The commissioners’ increase would each cost the county an additional $11,142 annually, once instituted.
All three county commissioners said they intend to support the measure, which, if passed, would result in the first salary increase for county commissioners since 2008.
“Based on the time spent and the commitment, the commissioners should be paid on par with other officials,” Austin said, referring to the fact that other elected officials receive more annual pay.
“It will also encourage younger people to run,” added Austin, who was 69 when he was re-elected to a second term in 2010.
Sullivan and Johnson, both in their 60s and both serving their third terms, agreed with Austin that a higher salary would draw a greater diversity of candidates.
“A lot of people look at the current salary and say, ‘I can make a lot more than that working somewhere else,’” Austin said.
“This job draws a lot out of you. It never goes away,” Sullivan said.
“It would be good to draw some new people to run.”
The raises would take effect after the expiration of current commissioners’ terms.
Austin will announce whether he will seek a third term later this month. Like Johnson and Sullivan, he is a Democrat.
Once the hike went into effect, the salary would be frozen for the four-year term of office.
While the commissioners’ salaries have been unchanged since 2008, other elected officials have received yearly increases since then, except in 2011, when no salaries changed.
In 2014, the assessor, auditor, clerk and treasurer all earn $71,980, while the sheriff receives $85,015.
The prosecuting attorney receives $127,857, with $51,952 paid by the county and $75,904 paid by the state.
Jefferson County has one District Court and one Superior Court judge, both of whom receive a $148,832 annual salary.
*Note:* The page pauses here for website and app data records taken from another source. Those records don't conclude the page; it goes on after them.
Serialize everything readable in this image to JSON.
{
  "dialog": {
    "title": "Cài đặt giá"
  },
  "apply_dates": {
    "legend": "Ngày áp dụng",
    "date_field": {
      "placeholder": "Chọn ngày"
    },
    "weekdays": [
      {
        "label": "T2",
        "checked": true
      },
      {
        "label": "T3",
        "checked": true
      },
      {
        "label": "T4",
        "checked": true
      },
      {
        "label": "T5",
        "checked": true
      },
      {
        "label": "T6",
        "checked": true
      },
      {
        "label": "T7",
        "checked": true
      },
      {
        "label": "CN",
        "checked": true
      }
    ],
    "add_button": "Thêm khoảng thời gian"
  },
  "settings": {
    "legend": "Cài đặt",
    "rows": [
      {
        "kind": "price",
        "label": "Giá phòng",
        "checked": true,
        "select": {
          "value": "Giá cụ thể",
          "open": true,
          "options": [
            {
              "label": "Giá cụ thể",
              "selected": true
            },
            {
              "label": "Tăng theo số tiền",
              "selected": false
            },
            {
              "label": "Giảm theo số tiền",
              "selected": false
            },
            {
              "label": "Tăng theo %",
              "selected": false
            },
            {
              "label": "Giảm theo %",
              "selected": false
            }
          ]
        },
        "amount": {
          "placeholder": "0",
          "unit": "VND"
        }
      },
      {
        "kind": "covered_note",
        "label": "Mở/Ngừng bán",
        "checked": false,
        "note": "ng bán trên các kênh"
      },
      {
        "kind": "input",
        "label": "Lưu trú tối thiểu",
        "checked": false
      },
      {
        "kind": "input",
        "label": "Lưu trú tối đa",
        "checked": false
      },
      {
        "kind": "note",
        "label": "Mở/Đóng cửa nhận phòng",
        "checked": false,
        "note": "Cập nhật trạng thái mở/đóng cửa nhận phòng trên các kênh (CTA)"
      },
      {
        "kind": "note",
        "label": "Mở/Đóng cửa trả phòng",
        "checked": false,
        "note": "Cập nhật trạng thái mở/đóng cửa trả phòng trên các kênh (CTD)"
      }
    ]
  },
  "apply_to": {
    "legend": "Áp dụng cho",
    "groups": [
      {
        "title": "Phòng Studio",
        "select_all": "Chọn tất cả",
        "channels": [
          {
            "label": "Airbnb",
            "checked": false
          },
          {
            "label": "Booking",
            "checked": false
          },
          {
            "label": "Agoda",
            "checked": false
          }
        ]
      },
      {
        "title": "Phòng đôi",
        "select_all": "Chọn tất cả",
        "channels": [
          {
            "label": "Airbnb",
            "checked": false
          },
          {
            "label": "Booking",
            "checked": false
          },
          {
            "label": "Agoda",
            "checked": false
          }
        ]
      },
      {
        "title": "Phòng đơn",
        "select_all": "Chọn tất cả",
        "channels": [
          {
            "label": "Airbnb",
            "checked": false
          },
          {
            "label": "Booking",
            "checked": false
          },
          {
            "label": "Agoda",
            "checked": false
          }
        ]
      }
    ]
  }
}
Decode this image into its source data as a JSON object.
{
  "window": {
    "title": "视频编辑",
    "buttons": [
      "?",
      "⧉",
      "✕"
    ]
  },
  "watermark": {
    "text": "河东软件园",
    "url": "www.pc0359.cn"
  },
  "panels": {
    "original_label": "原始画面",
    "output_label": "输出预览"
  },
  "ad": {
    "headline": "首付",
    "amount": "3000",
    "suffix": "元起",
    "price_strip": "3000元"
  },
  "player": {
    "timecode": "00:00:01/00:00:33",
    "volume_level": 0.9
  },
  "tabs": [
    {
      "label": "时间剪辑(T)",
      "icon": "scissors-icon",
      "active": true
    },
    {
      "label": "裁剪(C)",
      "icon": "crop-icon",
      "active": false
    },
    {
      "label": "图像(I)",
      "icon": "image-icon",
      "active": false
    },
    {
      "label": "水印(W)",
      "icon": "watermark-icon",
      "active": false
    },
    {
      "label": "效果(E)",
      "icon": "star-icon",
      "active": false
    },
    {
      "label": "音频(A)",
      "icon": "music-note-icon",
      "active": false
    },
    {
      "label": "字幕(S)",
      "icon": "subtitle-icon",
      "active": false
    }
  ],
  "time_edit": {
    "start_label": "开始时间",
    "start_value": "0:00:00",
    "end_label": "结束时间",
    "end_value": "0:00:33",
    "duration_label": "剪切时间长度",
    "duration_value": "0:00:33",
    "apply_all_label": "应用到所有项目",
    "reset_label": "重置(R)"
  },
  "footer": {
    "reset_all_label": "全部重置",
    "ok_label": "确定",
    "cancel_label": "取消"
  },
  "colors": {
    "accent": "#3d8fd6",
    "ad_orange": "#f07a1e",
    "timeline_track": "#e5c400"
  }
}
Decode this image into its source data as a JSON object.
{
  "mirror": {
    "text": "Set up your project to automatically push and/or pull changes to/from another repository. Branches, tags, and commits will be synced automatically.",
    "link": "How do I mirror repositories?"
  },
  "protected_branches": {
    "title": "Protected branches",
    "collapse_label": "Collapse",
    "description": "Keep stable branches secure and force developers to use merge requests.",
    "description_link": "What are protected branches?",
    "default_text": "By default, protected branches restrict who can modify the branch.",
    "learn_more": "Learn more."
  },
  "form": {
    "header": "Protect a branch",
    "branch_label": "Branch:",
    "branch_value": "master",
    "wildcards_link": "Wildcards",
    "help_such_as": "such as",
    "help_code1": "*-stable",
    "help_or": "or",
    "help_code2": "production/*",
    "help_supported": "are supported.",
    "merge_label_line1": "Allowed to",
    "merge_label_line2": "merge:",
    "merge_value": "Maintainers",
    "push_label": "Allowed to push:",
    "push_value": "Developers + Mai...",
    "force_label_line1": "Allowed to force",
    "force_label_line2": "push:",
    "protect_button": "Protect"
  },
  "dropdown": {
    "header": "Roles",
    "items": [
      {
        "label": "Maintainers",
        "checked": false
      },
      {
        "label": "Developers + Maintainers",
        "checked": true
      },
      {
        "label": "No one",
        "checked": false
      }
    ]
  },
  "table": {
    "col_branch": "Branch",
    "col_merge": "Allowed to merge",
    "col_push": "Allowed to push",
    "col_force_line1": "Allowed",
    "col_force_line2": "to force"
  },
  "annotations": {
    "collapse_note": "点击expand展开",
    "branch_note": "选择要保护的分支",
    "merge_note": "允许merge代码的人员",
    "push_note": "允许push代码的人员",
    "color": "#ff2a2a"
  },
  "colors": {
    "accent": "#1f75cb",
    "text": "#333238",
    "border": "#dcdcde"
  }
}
Half of the Superior Court judge’s salary is paid by the state.
Neighboring Clallam County pays county commissioners $72,588 annually, according to a staff memo.
Clallam Commissioner Mike Chapman said that sounded correct for him and Commissioner Mike Doherty.
Clallam County has a step program in which commissioners are at the top of the pay range in their fifth year of service — in other words, after they have been re-elected.
Recently elected Commissioner Jim McIntire makes less, said County Administrator Jim Jones.
Even at the top of the scale, said Chapman, “we are the lowest-paid elected officials in Clallam County.”
Jefferson County staff arrived at the proposed salary by taking the average of the county commissioner salaries in five counties — Clallam, Lewis, Island, Chelan, Douglas — an amount of $74,939, and averaging that with the $71,980 annual salary paid Jefferson County’s assessor, auditor, clerk and treasurer.
The cost to the county of the commissioners’ increase would include payroll taxes and retirement but not benefits.
Austin said the current commissioners have not claimed any car allowances for several years “because we realize the county is facing tough economic times,” but future commissioners could choose to take the allowances at any time.
Jefferson County Editor Charlie Bermant can be reached at 360-385-2335 or email@example.com.